On January 14 the US Department of Justice announced that the Joint Terrorism Task Force had disrupted the latest “domestic terrorism plot” — this time by “a Cincinnati-area man … to attack the U.S. Capital and kill government officials.” House Speaker John Boehner immediately cited the disrupted plot as evidence that Congress should think carefully before refusing to renew the NSA’s bulk data collection powers. Only it turns out the feds had at least as much to do with hatching the plot as did the alleged plotter, Christopher Cornell.
The FBI investigator became aware of Cornell’s pro-ISIS comments on Twitter thanks to a tip-off from an unnamed informant who “began cooperating with the FBI in order to obtain favorable treatment with respect to his criminal exposure on an unrelated case.” The informant, on FBI orders, arranged two meetings with Cornell where they discussed attacks on the capital, after which the FBI arrested him to “prevent” the attacks. In other words, it identified Cornell as a suspect entirely on the basis of his expression of radical political opinions, with the help of a jailhouse snitch who rolled over in response to prosecutorial blackmail. And the actual “plot” was worked out only in subsequently arranged meetings in which one party — working for the FBI — may well have been leading Cornell. It wasn’t for nothing that ecological activist Judi Bari said “the first person to mention bringing dynamite is probably a fed.”
In this the Cornell case has a lot in common with a great many other so-called “domestic terrorism plots” federal law enforcement has “disrupted,” going back to the Lackawanna Six. A good example is the so-called “plot” of the Newburgh Four, who supposedly plotted to blow up synagogues and attack a military base. The judge commented that the government “came up with the crime, provided the means, and removed all relevant obstacles,” in the process making a terrorist out of a man “whose buffoonery is positively Shakespearean in scope” (“US: Terrorism Prosecutions Often An Illusion,” Human Rights Watch, July 21, 2014).
This reminds me of a story I read — from Dilbert cartoonist Scott Adams, I think — about a software company that offered programmers a bonus for every bug they detected in code. Predictably, creating bugs to “detect” became a major source of revenue for employees. H.L. Mencken once remarked on government’s tendency “to keep the populace alarmed (and hence clamorous to be led to safety) by menacing it with an endless series of hobgoblins, all of them imaginary.”
We see this in the dismaying, Starship Troopers-like media narrative involving any and all armed government personnel in uniform. Last weekend’s highest U.S. box office receipts came not from Selma (the story of oppressed people organizing to fight for their freedom) but from American Sniper. The latter movie glorifies a vile wretch who gloated over all the “savages” (his word for any male age 16 to 60) he murdered in Iraq, on the grounds that he was saving American troops from being shot at. Never mind that the people in Iraq were shooting back at an invading army in their own country. Domestically, we see the same phenomenon with shows like COPS, and local news coverage of police in paramilitary gear (breathlessly referred to as “the authorities” by nitwit reporters) storming alleged “meth labs.”

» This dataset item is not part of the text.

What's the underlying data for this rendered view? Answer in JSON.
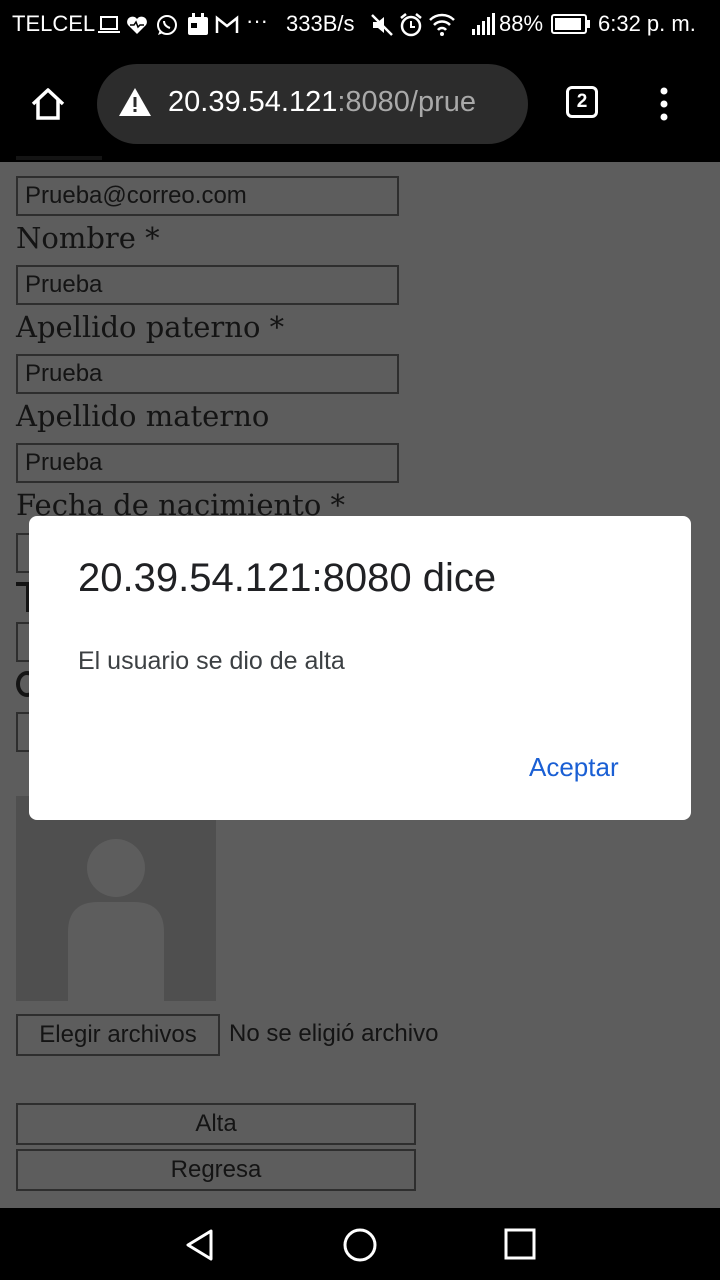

And remember, the very concept of a “sting operation” (also known as “entrapment”) invokes the principle that some human beings are superior to the law. The first professional police forces were justified on the grounds that they were simply being paid to exercise the same posse comitatus powers of “citizen’s arrest” possessed by any other member of society. By that standard, if it’s illegal for an ordinary citizen to solicit or instigate illegal activity, it should be illegal for anyone — including uniformed state officials.

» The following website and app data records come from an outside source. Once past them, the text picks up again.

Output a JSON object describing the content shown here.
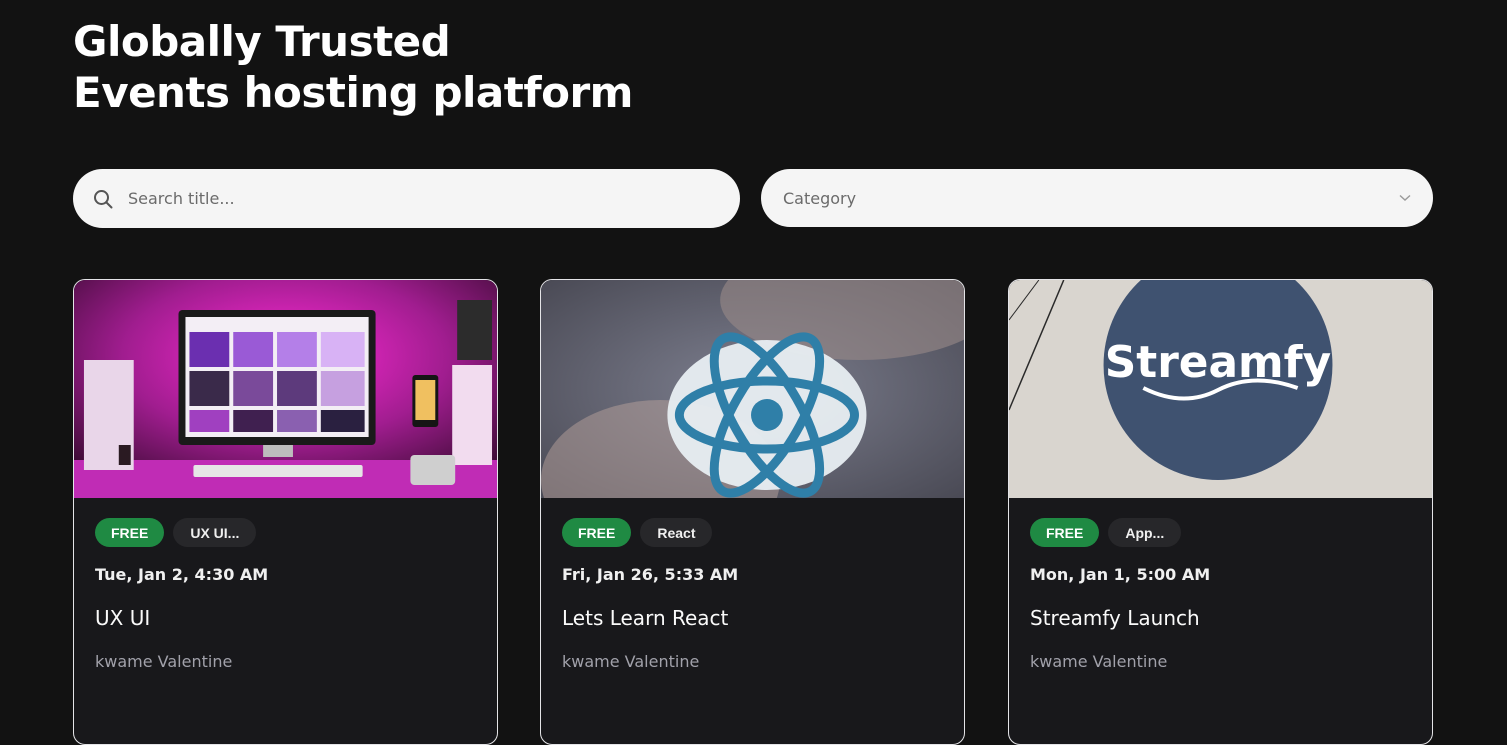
{
  "hero": {
    "title_line1": "Globally Trusted",
    "title_line2": "Events hosting platform"
  },
  "search": {
    "placeholder": "Search title...",
    "value": ""
  },
  "filter": {
    "category_label": "Category"
  },
  "events": [
    {
      "price_badge": "FREE",
      "category": "UX UI...",
      "date": "Tue, Jan 2, 4:30 AM",
      "title": "UX UI",
      "organizer": "kwame Valentine"
    },
    {
      "price_badge": "FREE",
      "category": "React",
      "date": "Fri, Jan 26, 5:33 AM",
      "title": "Lets Learn React",
      "organizer": "kwame Valentine"
    },
    {
      "price_badge": "FREE",
      "category": "App...",
      "date": "Mon, Jan 1, 5:00 AM",
      "title": "Streamfy Launch",
      "organizer": "kwame Valentine",
      "logo_text": "Streamfy"
    }
  ],
  "colors": {
    "background": "#121212",
    "card": "#18181b",
    "free_badge": "#1f8a43",
    "category_badge": "#27272a",
    "organizer_text": "#a1a1aa"
  }
}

But most importantly, this is an example of how the state mostly “solves” problems of its own making — and has an incentive to keep creating more problems to justify giving it the power and resources to “solve” them.